• DATA SUPPLIED:
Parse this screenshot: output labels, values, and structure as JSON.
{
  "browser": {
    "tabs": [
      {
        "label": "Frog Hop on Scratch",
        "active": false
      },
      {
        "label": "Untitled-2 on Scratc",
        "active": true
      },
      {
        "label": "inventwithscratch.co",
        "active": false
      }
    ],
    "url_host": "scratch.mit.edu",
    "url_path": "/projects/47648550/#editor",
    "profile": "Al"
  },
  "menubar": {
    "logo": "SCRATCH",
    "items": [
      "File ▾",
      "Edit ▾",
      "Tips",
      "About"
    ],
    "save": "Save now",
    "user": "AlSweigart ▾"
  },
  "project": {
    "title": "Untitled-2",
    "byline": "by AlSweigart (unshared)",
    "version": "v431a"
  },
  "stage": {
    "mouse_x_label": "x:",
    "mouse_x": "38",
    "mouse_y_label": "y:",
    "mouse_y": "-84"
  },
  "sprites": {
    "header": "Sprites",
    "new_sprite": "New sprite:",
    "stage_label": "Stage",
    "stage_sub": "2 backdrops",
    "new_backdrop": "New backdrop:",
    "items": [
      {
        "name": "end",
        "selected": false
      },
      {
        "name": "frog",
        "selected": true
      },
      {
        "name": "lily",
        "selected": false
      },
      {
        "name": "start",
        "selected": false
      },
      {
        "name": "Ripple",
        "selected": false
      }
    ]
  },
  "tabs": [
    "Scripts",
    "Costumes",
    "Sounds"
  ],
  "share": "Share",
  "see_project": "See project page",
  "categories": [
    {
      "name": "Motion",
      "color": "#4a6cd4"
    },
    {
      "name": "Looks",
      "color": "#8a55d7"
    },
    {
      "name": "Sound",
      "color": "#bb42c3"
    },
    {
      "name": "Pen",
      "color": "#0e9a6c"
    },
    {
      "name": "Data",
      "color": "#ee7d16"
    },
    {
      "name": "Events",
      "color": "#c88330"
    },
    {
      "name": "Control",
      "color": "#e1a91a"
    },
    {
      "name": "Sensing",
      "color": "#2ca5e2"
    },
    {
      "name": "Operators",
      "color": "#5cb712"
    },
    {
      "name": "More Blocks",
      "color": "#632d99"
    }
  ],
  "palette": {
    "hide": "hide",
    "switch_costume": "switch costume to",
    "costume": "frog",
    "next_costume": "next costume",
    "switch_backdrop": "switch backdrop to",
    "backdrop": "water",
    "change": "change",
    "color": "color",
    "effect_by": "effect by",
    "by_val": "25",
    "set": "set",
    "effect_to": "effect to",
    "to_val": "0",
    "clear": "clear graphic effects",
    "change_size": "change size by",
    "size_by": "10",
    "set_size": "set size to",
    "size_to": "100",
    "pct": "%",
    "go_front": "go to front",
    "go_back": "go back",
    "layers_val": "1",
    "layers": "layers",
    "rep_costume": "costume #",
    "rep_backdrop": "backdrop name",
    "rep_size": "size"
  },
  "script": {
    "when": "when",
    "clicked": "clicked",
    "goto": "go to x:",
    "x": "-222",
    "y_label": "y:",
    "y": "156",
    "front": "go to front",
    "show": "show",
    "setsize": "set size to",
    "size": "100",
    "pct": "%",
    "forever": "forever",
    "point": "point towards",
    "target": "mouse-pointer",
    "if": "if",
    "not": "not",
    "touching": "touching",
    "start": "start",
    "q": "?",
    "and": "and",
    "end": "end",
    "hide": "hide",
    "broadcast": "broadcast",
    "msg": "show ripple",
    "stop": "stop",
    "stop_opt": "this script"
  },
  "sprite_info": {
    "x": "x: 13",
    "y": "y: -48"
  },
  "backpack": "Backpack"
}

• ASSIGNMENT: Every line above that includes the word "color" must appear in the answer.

• SOLUTION FOR THIS EXERCISE:
      "color": "#4a6cd4"
      "color": "#8a55d7"
      "color": "#bb42c3"
      "color": "#0e9a6c"
      "color": "#ee7d16"
      "color": "#c88330"
      "color": "#e1a91a"
      "color": "#2ca5e2"
      "color": "#5cb712"
      "color": "#632d99"
    "color": "color",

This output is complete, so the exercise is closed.